Garoña awaits a new decision

06 January 2012

Spain's new government will ask nuclear regulators for advice on the continued operation of the Garoña nuclear power plant, which was dealt an arbitrarily short operating licence by the previous administration.



Garoña (Nuclenor)

Yesterday the Spanish cabinet revoked an order from 2009 that set July 2013 as the latest time that Garoña may be used for power generation. The next step is for the Nuclear Safety Council (Consejo de Seguridad Nuclear, CSN) to consider the technical possibilities for longer operation and what technical improvements it may require. The Spanish government is expected to order this work imminently.



It was in 2009 that Garoña's last operating licence expired, and at that time the CSN's report to government said there were no barriers to operation up to 2019, although it did specify certain upgrades it wanted to see made during refuelling outages scheduled for 2011 and 2013.


Under Spanish law, decisions on nuclear operation are taken by the Ministry of Industry, Tourism and Trade. Currently holding this portfolio within government is Jose Manuel Soria, part of the People's Party that took power in November.
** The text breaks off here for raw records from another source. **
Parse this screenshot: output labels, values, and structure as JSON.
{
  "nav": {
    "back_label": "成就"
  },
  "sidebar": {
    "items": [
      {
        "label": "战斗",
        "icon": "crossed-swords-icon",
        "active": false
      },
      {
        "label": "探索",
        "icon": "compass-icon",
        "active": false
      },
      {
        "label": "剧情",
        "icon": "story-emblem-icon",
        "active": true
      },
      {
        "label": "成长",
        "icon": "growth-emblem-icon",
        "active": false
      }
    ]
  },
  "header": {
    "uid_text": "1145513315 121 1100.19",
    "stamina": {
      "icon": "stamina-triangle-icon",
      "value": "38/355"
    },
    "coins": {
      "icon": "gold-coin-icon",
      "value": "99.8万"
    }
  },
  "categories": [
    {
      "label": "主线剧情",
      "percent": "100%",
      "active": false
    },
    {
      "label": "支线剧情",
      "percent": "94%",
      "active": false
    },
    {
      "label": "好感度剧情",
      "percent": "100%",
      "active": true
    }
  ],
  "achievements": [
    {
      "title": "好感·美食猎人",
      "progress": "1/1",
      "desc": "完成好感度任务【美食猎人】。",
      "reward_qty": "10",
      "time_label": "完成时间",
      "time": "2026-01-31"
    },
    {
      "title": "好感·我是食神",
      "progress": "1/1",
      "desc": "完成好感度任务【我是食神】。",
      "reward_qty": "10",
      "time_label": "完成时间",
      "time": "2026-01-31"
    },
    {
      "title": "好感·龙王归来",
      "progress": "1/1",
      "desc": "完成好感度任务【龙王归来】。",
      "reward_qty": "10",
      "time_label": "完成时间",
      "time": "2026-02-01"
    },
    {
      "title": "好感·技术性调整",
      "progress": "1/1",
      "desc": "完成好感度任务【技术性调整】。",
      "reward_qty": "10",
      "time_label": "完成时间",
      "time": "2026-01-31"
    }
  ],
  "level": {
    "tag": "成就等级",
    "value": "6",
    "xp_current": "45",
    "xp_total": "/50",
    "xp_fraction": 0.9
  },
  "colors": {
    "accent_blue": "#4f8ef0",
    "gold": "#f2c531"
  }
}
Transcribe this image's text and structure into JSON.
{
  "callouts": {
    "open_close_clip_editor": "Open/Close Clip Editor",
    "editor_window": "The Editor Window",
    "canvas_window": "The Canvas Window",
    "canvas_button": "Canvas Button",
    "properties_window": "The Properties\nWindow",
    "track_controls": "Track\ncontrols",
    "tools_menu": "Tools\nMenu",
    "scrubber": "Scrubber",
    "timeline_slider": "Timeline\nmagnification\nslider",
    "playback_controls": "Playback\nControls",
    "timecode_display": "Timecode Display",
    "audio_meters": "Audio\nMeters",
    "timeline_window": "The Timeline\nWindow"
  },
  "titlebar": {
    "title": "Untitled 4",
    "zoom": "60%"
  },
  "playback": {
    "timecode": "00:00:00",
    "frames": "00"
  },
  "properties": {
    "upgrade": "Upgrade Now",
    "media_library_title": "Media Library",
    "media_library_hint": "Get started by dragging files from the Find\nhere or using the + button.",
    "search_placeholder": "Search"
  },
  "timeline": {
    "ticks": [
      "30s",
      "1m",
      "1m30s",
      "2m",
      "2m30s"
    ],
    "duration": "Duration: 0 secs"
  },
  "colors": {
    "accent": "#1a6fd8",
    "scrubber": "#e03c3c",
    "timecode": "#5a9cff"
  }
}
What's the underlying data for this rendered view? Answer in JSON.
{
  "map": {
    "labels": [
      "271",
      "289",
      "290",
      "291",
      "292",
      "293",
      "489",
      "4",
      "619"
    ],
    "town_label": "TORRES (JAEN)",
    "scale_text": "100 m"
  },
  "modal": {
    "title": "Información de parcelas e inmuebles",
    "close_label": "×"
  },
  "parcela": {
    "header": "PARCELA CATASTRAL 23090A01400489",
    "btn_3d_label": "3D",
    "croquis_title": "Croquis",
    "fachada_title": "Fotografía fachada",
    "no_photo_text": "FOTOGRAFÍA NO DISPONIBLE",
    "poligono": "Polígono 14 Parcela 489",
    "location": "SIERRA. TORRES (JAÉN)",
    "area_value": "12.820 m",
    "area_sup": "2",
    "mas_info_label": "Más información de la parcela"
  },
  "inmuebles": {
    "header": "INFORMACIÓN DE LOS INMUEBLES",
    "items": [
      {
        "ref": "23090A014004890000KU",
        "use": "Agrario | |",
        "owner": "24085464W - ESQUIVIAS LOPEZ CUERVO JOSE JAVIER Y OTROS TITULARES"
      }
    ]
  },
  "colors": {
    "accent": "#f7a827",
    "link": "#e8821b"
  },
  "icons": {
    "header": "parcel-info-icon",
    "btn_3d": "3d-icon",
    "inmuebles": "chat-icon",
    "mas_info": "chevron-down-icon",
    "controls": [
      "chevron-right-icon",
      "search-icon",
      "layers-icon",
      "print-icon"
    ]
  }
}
In a recent radio interview he said, "The People's Party doesn't want to underutilize any sources of energy, especially nuclear because there are eight nuclear reactors, which according to the CSN could still continue providing energy for a determined amount of time."


Nuclenor, the owner and operator of the Garoña plant, welcomed the moves by government, saying it would "ensure the technical criteria of the CSN are the ones that determine the future of the facility." It noted that the CSN was the "only body competent in this matter."


The CSN said it would consider a new licensing request for Garona, should the order come from government, taking into account the improvements set out as a result of the stress test exercise led by the European Commission.


Garoña is a 446 MWe boiling water reactor that was constructed in the late 1960s.

Researched and written
by World Nuclear News